◆ Web page and app entries:
___

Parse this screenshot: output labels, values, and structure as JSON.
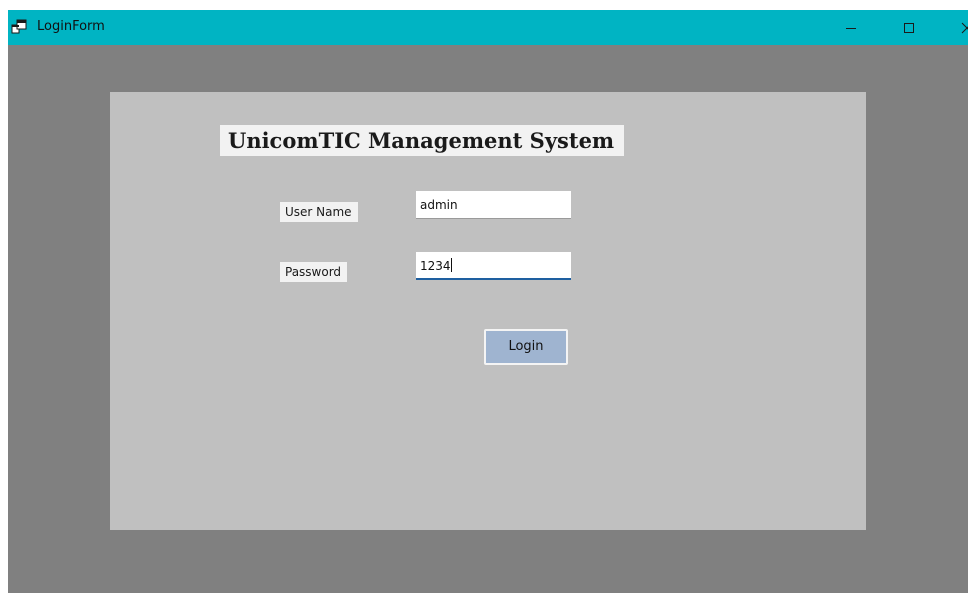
{
  "window": {
    "title": "LoginForm",
    "app_icon": "winforms-app-icon",
    "controls": {
      "minimize_icon": "minimize-icon",
      "maximize_icon": "maximize-icon",
      "close_icon": "close-icon"
    },
    "titlebar_color": "#00b4c3"
  },
  "form": {
    "heading": "UnicomTIC Management System",
    "username_label": "User Name",
    "username_value": "admin",
    "password_label": "Password",
    "password_value": "1234",
    "login_label": "Login"
  },
  "colors": {
    "window_background": "#808080",
    "panel_background": "#c0c0c0",
    "button_background": "#9fb4d0",
    "focus_underline": "#1e5fa0"
  }
}
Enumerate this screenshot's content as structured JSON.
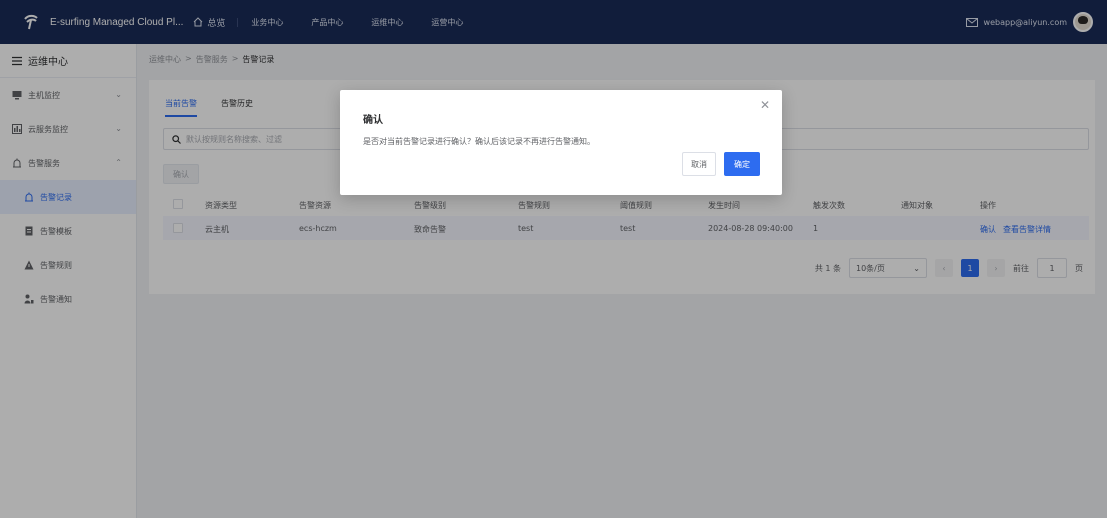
{
  "colors": {
    "topbar": "#1a2b57",
    "primary": "#2d6cf0",
    "sidebar_active": "#e8efff",
    "background": "#f0f2f5"
  },
  "topbar": {
    "brand": "E-surfing Managed Cloud Pl...",
    "home_label": "总览",
    "nav": [
      "业务中心",
      "产品中心",
      "运维中心",
      "运营中心"
    ],
    "email": "webapp@aliyun.com"
  },
  "sidebar": {
    "title": "运维中心",
    "items": [
      {
        "label": "主机监控",
        "icon": "host-monitor-icon",
        "chevron": "⌄"
      },
      {
        "label": "云服务监控",
        "icon": "cloud-monitor-icon",
        "chevron": "⌄"
      },
      {
        "label": "告警服务",
        "icon": "alarm-service-icon",
        "chevron": "⌃"
      }
    ],
    "subitems": [
      {
        "label": "告警记录",
        "icon": "alarm-record-icon",
        "active": true
      },
      {
        "label": "告警模板",
        "icon": "alarm-template-icon",
        "active": false
      },
      {
        "label": "告警规则",
        "icon": "alarm-rule-icon",
        "active": false
      },
      {
        "label": "告警通知",
        "icon": "alarm-notify-icon",
        "active": false
      }
    ]
  },
  "breadcrumb": {
    "items": [
      "运维中心",
      "告警服务",
      "告警记录"
    ],
    "separator": ">"
  },
  "tabs": [
    "当前告警",
    "告警历史"
  ],
  "search": {
    "placeholder": "默认按规则名称搜索、过滤"
  },
  "toolbar": {
    "confirm_label": "确认"
  },
  "table": {
    "headers": [
      "资源类型",
      "告警资源",
      "告警级别",
      "告警规则",
      "阈值规则",
      "发生时间",
      "触发次数",
      "通知对象",
      "操作"
    ],
    "rows": [
      {
        "resource_type": "云主机",
        "resource": "ecs-hczm",
        "level": "致命告警",
        "rule": "test",
        "threshold": "test",
        "time": "2024-08-28 09:40:00",
        "count": "1",
        "notify": "",
        "action_confirm": "确认",
        "action_detail": "查看告警详情"
      }
    ]
  },
  "pager": {
    "total": "共 1 条",
    "page_size": "10条/页",
    "current": "1",
    "goto_label": "前往",
    "goto_value": "1",
    "page_suffix": "页"
  },
  "modal": {
    "title": "确认",
    "body": "是否对当前告警记录进行确认？确认后该记录不再进行告警通知。",
    "cancel": "取消",
    "ok": "确定"
  }
}
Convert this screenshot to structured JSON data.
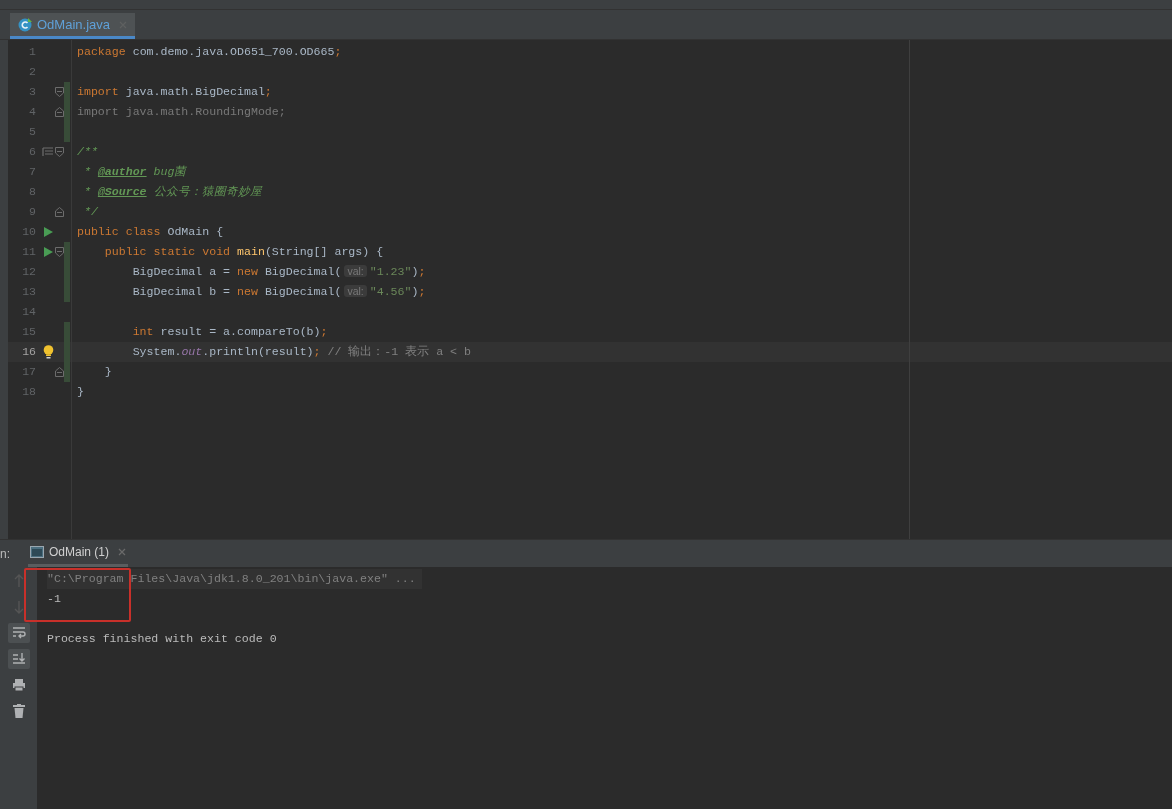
{
  "editor_tabs": [
    {
      "label": "OdMain.java",
      "selected": true
    }
  ],
  "code_lines": [
    {
      "number": "1",
      "current": false,
      "changed": false,
      "tokens": [
        {
          "kind": "keyword",
          "text": "package "
        },
        {
          "kind": "plain",
          "text": "com.demo.java.OD651_700.OD665"
        },
        {
          "kind": "keyword",
          "text": ";"
        }
      ]
    },
    {
      "number": "2",
      "current": false,
      "changed": false
    },
    {
      "number": "3",
      "current": false,
      "changed": true,
      "fold_start": true,
      "tokens": [
        {
          "kind": "keyword",
          "text": "import "
        },
        {
          "kind": "plain",
          "text": "java.math.BigDecimal"
        },
        {
          "kind": "keyword",
          "text": ";"
        }
      ]
    },
    {
      "number": "4",
      "current": false,
      "changed": true,
      "fold_end": true,
      "tokens": [
        {
          "kind": "unused",
          "text": "import java.math.RoundingMode;"
        }
      ]
    },
    {
      "number": "5",
      "current": false,
      "changed": true
    },
    {
      "number": "6",
      "current": false,
      "changed": false,
      "fold_start": true,
      "doc_toggle": true,
      "tokens": [
        {
          "kind": "doc",
          "text": "/**"
        }
      ]
    },
    {
      "number": "7",
      "current": false,
      "changed": false,
      "tokens": [
        {
          "kind": "doc",
          "text": " * "
        },
        {
          "kind": "doctag",
          "text": "@author"
        },
        {
          "kind": "doc",
          "text": " bug菌"
        }
      ]
    },
    {
      "number": "8",
      "current": false,
      "changed": false,
      "tokens": [
        {
          "kind": "doc",
          "text": " * "
        },
        {
          "kind": "doctag",
          "text": "@Source"
        },
        {
          "kind": "doc",
          "text": " 公众号：猿圈奇妙屋"
        }
      ]
    },
    {
      "number": "9",
      "current": false,
      "changed": false,
      "fold_end": true,
      "tokens": [
        {
          "kind": "doc",
          "text": " */"
        }
      ]
    },
    {
      "number": "10",
      "current": false,
      "changed": false,
      "runnable": true,
      "tokens": [
        {
          "kind": "keyword",
          "text": "public class "
        },
        {
          "kind": "plain",
          "text": "OdMain {"
        }
      ]
    },
    {
      "number": "11",
      "current": false,
      "changed": true,
      "runnable": true,
      "fold_start": true,
      "tokens": [
        {
          "kind": "keyword",
          "text": "    public static void "
        },
        {
          "kind": "method",
          "text": "main"
        },
        {
          "kind": "plain",
          "text": "(String[] args) {"
        }
      ]
    },
    {
      "number": "12",
      "current": false,
      "changed": true,
      "tokens": [
        {
          "kind": "plain",
          "text": "        BigDecimal a = "
        },
        {
          "kind": "keyword",
          "text": "new "
        },
        {
          "kind": "plain",
          "text": "BigDecimal("
        },
        {
          "kind": "hint",
          "text": "val:"
        },
        {
          "kind": "string",
          "text": "\"1.23\""
        },
        {
          "kind": "plain",
          "text": ")"
        },
        {
          "kind": "keyword",
          "text": ";"
        }
      ]
    },
    {
      "number": "13",
      "current": false,
      "changed": true,
      "tokens": [
        {
          "kind": "plain",
          "text": "        BigDecimal b = "
        },
        {
          "kind": "keyword",
          "text": "new "
        },
        {
          "kind": "plain",
          "text": "BigDecimal("
        },
        {
          "kind": "hint",
          "text": "val:"
        },
        {
          "kind": "string",
          "text": "\"4.56\""
        },
        {
          "kind": "plain",
          "text": ")"
        },
        {
          "kind": "keyword",
          "text": ";"
        }
      ]
    },
    {
      "number": "14",
      "current": false,
      "changed": false
    },
    {
      "number": "15",
      "current": false,
      "changed": true,
      "tokens": [
        {
          "kind": "keyword",
          "text": "        int "
        },
        {
          "kind": "plain",
          "text": "result = a.compareTo(b)"
        },
        {
          "kind": "keyword",
          "text": ";"
        }
      ]
    },
    {
      "number": "16",
      "current": true,
      "changed": true,
      "intention": true,
      "tokens": [
        {
          "kind": "plain",
          "text": "        System."
        },
        {
          "kind": "field",
          "text": "out"
        },
        {
          "kind": "plain",
          "text": ".println(result)"
        },
        {
          "kind": "keyword",
          "text": "; "
        },
        {
          "kind": "comment",
          "text": "// 输出：-1 表示 a < b"
        }
      ]
    },
    {
      "number": "17",
      "current": false,
      "changed": true,
      "fold_end": true,
      "tokens": [
        {
          "kind": "plain",
          "text": "    }"
        }
      ]
    },
    {
      "number": "18",
      "current": false,
      "changed": false,
      "tokens": [
        {
          "kind": "plain",
          "text": "}"
        }
      ]
    }
  ],
  "run_panel": {
    "label": "n:",
    "tabs": [
      {
        "label": "OdMain (1)",
        "selected": true
      }
    ],
    "console": [
      {
        "kind": "command",
        "text": "\"C:\\Program Files\\Java\\jdk1.8.0_201\\bin\\java.exe\" ..."
      },
      {
        "kind": "output",
        "text": "-1"
      },
      {
        "kind": "status",
        "text": "Process finished with exit code 0"
      }
    ]
  }
}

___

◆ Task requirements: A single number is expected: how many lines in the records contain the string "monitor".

◆ Result below: 2